Data records -

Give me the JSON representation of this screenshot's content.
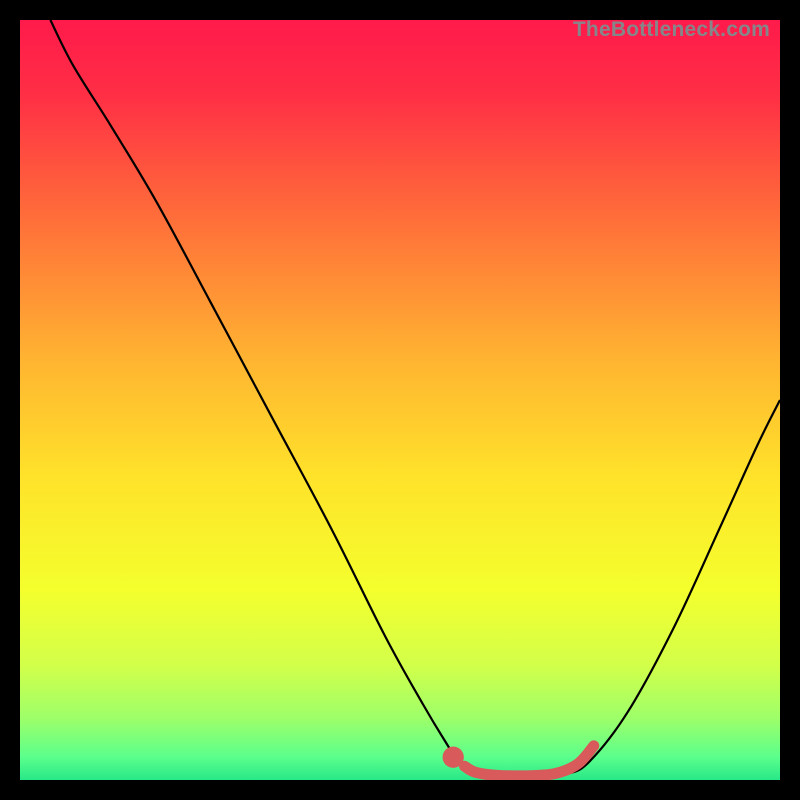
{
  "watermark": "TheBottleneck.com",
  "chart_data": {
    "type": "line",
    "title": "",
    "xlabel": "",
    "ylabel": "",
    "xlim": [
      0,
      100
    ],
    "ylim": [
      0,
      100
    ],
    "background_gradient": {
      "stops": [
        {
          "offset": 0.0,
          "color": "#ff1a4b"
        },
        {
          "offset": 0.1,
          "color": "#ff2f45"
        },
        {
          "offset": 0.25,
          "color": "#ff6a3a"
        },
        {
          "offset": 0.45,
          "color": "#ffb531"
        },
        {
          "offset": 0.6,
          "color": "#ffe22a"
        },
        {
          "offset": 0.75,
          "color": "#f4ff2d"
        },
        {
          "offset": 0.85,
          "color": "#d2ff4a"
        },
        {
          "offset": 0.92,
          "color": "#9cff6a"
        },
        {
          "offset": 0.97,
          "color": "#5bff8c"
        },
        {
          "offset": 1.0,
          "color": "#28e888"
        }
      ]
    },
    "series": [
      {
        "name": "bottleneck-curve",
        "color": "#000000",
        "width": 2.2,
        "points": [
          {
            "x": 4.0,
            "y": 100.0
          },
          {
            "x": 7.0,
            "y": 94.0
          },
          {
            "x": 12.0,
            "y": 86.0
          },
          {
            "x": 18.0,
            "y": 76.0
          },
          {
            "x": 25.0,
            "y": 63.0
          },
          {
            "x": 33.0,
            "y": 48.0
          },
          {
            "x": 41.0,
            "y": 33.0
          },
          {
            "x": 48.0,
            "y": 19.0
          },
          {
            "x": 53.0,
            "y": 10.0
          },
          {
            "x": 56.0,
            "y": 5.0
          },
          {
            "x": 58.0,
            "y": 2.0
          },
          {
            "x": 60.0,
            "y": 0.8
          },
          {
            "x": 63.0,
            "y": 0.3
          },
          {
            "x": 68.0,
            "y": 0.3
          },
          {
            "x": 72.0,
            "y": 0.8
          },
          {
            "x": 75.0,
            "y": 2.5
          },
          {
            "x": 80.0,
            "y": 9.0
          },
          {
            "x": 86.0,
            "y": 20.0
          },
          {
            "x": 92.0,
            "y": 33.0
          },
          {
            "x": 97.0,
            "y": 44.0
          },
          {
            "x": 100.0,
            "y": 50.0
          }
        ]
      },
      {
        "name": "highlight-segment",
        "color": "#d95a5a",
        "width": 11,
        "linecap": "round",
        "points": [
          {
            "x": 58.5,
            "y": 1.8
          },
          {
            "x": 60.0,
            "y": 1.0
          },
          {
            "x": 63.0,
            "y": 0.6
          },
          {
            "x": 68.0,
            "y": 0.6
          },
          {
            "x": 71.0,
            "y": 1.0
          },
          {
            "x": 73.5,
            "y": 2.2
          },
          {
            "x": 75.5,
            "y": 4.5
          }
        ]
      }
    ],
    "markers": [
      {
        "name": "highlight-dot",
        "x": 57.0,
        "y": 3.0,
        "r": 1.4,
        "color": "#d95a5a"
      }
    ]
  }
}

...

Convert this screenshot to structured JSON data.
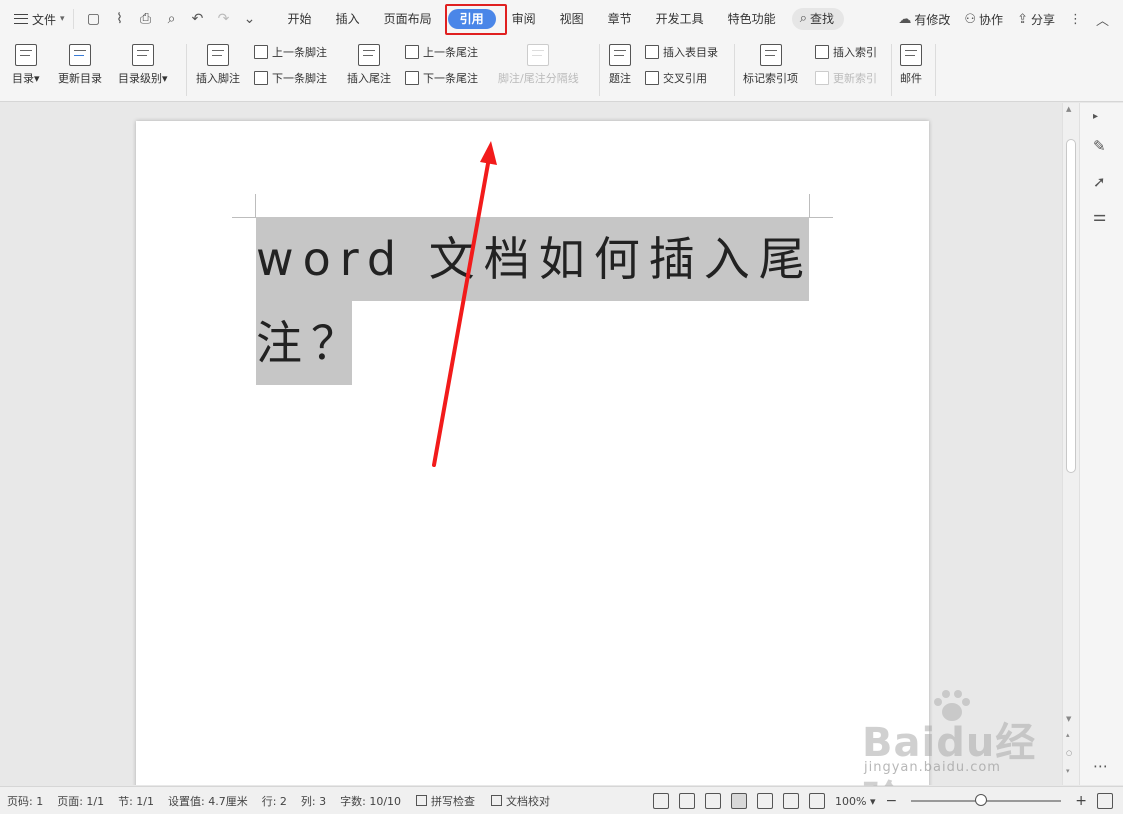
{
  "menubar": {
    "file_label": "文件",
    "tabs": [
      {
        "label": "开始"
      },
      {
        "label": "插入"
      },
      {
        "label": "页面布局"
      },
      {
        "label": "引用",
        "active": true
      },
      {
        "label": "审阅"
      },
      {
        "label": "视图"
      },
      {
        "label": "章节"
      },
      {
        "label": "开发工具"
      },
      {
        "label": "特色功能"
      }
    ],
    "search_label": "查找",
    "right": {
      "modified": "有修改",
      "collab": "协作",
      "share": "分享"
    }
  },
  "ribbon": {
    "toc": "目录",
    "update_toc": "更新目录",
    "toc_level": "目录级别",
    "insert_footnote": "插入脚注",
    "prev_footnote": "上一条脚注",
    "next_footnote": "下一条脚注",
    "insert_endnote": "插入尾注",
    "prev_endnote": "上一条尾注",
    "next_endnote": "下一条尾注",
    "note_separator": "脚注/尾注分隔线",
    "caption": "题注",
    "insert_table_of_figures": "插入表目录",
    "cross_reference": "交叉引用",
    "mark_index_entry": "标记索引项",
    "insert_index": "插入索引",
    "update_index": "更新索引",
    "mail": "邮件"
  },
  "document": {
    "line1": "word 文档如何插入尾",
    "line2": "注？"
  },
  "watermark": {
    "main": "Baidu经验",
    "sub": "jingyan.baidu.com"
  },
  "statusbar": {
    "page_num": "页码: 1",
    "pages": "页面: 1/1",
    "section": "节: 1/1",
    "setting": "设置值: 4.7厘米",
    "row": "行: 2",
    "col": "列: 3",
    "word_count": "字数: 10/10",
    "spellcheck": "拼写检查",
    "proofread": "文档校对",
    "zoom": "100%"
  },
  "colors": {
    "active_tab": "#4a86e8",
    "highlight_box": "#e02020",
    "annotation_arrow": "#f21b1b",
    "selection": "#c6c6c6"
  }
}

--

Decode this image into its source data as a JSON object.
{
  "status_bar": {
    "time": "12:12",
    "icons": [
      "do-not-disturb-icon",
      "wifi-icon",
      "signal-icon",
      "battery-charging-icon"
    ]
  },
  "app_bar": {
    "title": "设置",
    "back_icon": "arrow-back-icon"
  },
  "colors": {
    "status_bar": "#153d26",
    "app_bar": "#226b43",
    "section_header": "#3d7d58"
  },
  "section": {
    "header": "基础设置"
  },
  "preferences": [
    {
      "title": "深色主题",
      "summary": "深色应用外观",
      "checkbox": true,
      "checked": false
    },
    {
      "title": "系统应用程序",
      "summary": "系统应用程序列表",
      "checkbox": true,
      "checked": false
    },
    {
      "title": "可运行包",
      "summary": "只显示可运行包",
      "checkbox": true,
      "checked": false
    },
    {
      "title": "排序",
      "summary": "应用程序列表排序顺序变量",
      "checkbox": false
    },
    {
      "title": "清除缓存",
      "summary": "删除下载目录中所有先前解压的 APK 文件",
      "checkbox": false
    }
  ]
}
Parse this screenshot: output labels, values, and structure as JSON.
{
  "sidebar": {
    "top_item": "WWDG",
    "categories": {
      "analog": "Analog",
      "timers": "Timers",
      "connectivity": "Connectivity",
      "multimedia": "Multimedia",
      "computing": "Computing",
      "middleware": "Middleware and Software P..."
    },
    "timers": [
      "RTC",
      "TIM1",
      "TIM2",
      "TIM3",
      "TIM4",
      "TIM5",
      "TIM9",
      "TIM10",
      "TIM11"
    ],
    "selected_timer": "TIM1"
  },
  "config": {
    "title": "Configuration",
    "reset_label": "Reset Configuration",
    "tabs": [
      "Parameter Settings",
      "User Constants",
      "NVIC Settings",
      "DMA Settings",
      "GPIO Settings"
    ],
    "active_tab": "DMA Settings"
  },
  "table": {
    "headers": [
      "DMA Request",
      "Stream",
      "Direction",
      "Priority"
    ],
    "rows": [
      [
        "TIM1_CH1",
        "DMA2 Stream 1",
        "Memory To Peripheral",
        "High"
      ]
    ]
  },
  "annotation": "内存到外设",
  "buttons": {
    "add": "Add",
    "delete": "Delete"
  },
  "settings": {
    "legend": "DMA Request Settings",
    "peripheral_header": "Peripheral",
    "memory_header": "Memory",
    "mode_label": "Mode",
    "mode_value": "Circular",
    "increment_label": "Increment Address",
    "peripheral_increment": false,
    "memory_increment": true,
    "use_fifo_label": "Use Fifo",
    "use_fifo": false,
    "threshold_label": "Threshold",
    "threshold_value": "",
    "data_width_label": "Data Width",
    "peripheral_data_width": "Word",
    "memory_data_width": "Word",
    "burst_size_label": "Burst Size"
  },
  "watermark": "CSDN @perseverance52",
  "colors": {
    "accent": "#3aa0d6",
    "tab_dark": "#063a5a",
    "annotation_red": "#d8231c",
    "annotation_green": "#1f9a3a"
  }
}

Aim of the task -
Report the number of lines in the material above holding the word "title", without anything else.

Solution for this problem -
8